If a storyteller says that there are always two sides to the story, then read no further, listen no more, leave the dinner table.

There are more sides to a good story than there are to a mirror ball, just as there are infinitely more shades of grey than 50.

Russell Crowe understands this fundamental truth. Every eyewitness to history sees it differently.

Crowe and the filmmaker team have wrenched the camera from the front and centre of the invading Anzac troops, where it’s been for the last 99 years of our war history, and placed it on a drone that carries it over the Turkish lines and into their rabbit holes, into their terrified pre-battle prayer sessions on mats, facing Mecca, praying to their God, just as the Anzacs prayed to essentially the same God, but for a few centuries and a re-write.

The most touching historic gestures come from the heart, without rehearsal, without planning by publicist. When Crowe came onto the stage at that extraordinary showcase, the State Theatre, he ambled in with gravity, carrying not a gladiator sword, but a single wooden cricket bat which he placed on the right side of the stage without saying a word, acknowledging that nothing needs to or could be said, capturing the mood of the nation, of the audience, in a single tribute. The blade sat there through the entire movie, a solitary sentiment, without batting an eyelid but moistening all.

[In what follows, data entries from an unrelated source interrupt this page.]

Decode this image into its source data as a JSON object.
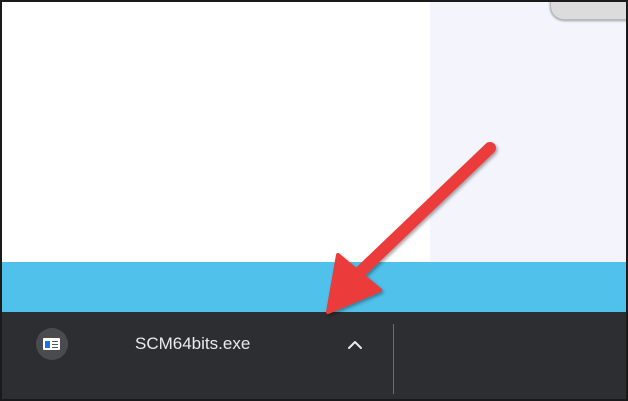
{
  "download_shelf": {
    "file_name": "SCM64bits.exe",
    "file_icon": "windows-app-icon",
    "expand_icon": "chevron-up-icon"
  },
  "annotation": {
    "arrow_color": "#ec3b3b",
    "arrow_icon": "red-arrow-annotation"
  },
  "colors": {
    "page_background": "#ffffff",
    "sidebar_background": "#f3f4fc",
    "accent_band": "#4fc1ea",
    "shelf_background": "#2d2e31",
    "shelf_text": "#e8eaed"
  }
}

Like all great war movies, the Water Diviner is anti-war but pro-warrior. Governments and kings make flawed decisions. Their subjects pay the price. Crowe understands that Australians were losing at Gallipoli but the Turks were not winners. We lost an important battle in a useless, senseless attempted invasion of a country that had nothing to do with us, nor any malice towards us.

The film knows but understates the contemporary invasions of Iraq, Afghanistan and now Syria by our troops. Rarely is war a good choice. It should only be used when there is no choice. From a single letter, writers Andrew Anastasios and Andrew Knight create in The Water Diviner a well-muscled, soaring melodrama out of that original DNA. The film is ruthlessly Australian in tone, cast, sensibility and attitude. It tips no slouch hat to Hollywood. Crowe knows that even his character and performance must give way to an equal, arguably better performance by Turkish Actor Yilmaz Erdogan, as the senior military officer, as it is the story that must be served first and foremost. Crowe the actor sacrifices himself to a Turk, as did thousands of farm boys in the ironically named “Great War”.

Australian actors play Australians. Just as Finding Private Ryan was once a footnote in a history book, The Water Diviner begins with a lone letter and builds an empire of imagination over the ruins of the Ottoman Empire and ultimately the British Empire. Olga Kurylenko plays a Muslim widow, running a struggling boarding house in Istanbul with her dead or missing husband’s brother. That Kurylenko could pull off such a role is a tribute to her acting strength. Not many actresses could survive a Bond movie with a face and body like hers to play a dowd.

An intelligent script involving Andrew Knight, a lead writer on Rake, is no surprise but the subtle drooling metaphors hidden in a mosaic on the screen give emotional and spiritual zest to an emerging love story. Crowe plays Connor, a water diviner whose hands and mysteries, wires and wisdom can sense water buried deep below the ground.

It is a gift of mystery, magic and intuition, with the ability to read the detritus of a coffee cup like an English tea-leaf mystique. The advent of tea bags wiped out generations of tea-leaf readers. Coffee is safe in Kurylenko and George Clooney’s hands.

The Water Diviner is an epic Australian movie with guts, and told with gusto. No nations favoured, but Britain is blamed. The Mother Country brought tens of thousands of us here against our will in prison boats as punishment for minor crimes. She took tens of thousands of us back, as fodder in her fight against her Father Country, Germany. The boat people fleeing the Middle East and Afghanistan are the continual fallout of this so-called “Great War”.

We turn them back with a cruel and unwise contempt that history will hold us to account for. All this and more is contained in The Water Diviner, a tsunami of talent, carrying history in its wake and still lapping at our fatal shores. History is an never-ending story, told a day at a time.

Via: The Sydney Morning Herald